[Start of Attachment]

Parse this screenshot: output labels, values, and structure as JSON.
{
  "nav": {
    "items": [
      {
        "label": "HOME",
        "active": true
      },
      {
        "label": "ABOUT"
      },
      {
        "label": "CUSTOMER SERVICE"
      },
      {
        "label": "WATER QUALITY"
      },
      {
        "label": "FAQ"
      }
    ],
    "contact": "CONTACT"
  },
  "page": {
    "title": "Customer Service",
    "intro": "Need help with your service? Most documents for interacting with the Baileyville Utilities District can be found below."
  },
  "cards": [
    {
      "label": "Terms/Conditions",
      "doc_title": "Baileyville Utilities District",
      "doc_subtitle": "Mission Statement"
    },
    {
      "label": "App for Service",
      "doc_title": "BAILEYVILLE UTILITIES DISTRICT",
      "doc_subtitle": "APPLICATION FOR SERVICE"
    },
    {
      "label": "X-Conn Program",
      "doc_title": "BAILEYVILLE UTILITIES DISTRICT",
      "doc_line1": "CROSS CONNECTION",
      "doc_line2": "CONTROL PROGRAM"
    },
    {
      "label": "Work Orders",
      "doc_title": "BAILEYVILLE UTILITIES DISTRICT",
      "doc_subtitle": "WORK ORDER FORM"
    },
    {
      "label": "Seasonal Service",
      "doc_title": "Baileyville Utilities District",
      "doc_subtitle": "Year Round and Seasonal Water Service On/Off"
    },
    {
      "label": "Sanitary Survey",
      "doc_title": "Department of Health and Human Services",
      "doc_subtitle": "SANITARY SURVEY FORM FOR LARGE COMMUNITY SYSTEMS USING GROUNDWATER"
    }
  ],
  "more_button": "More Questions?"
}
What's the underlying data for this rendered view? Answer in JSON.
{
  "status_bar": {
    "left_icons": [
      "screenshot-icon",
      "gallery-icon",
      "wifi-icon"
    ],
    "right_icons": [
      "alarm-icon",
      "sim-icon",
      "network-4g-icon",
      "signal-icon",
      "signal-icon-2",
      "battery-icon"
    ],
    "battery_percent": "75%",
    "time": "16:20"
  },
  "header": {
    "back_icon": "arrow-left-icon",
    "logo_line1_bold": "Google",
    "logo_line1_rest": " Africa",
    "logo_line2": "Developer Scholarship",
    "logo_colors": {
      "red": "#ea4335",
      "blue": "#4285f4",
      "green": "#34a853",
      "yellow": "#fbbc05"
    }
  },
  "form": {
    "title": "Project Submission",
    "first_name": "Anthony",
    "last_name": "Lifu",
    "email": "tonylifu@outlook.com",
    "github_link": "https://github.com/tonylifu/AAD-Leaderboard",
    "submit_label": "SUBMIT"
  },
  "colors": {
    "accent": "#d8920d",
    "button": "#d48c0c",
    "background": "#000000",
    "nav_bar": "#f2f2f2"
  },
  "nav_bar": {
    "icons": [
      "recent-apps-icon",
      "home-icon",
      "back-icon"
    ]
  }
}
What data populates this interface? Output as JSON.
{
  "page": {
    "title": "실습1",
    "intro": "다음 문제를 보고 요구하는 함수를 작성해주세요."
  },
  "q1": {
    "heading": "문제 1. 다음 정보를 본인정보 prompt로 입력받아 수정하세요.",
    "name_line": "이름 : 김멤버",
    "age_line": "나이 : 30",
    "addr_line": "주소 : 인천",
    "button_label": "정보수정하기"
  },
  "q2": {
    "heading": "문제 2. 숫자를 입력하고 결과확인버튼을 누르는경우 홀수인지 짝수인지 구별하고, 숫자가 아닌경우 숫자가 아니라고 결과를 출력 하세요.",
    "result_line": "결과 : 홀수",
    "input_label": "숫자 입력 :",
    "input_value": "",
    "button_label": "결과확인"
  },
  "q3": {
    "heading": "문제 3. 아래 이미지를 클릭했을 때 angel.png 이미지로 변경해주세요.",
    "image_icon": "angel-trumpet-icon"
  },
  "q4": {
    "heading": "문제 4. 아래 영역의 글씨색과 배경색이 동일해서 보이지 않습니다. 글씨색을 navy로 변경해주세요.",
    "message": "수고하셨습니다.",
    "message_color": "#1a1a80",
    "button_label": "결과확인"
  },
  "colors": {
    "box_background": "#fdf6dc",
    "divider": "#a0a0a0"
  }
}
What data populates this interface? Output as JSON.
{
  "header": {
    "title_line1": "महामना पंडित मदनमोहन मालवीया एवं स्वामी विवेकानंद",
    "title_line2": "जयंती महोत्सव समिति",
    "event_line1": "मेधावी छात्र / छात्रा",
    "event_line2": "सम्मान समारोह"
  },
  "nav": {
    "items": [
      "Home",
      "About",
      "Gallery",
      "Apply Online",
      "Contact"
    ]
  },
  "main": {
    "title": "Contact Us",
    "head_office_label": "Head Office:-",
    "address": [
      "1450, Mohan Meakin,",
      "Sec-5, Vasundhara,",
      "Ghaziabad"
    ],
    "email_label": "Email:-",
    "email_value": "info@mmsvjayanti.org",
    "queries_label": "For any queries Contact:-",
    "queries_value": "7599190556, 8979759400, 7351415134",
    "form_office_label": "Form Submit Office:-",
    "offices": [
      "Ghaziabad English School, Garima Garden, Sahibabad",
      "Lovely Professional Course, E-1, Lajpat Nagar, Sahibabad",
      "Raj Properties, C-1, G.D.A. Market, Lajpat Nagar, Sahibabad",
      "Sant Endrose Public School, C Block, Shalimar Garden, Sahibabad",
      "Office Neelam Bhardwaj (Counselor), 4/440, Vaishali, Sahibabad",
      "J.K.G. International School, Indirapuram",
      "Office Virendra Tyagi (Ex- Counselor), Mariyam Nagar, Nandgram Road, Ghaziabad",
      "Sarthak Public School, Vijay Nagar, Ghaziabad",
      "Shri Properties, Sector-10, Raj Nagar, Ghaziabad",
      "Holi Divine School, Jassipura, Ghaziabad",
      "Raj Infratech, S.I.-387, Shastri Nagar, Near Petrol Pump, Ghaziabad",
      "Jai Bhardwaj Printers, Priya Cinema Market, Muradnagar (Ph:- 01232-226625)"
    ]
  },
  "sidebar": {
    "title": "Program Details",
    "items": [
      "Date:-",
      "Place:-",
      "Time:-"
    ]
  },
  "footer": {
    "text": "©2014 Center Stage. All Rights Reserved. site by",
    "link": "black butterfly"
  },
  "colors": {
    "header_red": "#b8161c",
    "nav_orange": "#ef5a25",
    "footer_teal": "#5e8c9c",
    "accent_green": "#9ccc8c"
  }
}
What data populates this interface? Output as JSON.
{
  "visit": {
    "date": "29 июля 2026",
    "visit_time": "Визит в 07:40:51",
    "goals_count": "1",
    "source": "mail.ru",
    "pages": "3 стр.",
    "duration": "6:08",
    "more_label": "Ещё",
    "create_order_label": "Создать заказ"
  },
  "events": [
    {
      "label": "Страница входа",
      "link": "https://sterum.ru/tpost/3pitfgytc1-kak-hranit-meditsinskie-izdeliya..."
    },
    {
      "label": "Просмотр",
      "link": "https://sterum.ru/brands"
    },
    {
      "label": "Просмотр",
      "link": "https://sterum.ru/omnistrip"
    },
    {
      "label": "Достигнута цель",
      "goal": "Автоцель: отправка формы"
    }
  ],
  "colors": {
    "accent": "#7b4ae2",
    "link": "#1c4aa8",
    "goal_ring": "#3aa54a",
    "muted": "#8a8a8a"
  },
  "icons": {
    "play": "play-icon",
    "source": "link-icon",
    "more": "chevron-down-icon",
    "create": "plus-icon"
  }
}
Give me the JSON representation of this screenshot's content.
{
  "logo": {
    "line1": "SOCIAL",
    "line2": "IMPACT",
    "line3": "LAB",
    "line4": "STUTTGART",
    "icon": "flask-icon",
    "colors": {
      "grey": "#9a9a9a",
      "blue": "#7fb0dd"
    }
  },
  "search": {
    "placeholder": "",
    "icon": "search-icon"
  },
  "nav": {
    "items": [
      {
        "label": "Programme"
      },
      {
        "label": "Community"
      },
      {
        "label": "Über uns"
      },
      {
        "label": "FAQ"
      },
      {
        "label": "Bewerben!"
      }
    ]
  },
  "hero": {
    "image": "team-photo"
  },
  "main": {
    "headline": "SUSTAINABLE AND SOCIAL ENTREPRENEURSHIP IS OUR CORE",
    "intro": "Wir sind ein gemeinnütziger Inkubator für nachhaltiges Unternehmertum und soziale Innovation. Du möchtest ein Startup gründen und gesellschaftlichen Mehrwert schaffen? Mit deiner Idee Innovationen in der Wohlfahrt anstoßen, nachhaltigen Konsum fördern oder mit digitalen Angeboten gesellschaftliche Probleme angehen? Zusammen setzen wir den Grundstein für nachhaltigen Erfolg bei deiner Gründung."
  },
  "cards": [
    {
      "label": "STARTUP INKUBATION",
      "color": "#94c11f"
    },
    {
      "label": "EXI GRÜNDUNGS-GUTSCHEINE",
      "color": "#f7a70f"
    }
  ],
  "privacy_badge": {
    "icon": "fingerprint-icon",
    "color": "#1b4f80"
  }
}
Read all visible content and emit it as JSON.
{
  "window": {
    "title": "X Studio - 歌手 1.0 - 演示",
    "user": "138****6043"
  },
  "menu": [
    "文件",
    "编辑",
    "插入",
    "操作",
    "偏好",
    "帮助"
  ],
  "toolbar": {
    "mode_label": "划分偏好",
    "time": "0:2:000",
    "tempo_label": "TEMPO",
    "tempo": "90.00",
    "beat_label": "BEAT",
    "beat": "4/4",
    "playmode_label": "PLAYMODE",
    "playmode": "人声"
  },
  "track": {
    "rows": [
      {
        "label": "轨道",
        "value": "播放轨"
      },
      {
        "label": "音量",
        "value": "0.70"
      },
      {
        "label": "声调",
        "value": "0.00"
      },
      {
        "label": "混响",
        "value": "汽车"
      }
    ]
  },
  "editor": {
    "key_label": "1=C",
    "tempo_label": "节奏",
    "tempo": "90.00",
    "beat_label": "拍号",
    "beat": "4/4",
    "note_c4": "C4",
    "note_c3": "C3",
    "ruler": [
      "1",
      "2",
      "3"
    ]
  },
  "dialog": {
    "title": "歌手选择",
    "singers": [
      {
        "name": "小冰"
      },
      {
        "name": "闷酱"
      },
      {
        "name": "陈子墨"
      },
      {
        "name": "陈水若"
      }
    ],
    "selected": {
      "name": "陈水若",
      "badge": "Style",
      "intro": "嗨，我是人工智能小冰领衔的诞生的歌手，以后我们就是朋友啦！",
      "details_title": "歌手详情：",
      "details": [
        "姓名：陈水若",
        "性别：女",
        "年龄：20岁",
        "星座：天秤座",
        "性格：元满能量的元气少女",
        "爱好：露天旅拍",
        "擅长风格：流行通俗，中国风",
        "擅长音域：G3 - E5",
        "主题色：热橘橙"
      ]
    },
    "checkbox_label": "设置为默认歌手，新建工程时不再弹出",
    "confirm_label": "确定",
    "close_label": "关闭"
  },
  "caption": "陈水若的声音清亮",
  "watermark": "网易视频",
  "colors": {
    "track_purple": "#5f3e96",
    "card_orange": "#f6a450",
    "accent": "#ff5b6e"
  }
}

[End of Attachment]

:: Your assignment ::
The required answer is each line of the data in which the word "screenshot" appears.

:: Exercise solution ::
Parse this screenshot: output labels, values, and structure as JSON.
      "screenshot-icon",
Give me the JSON representation of this screenshot's content.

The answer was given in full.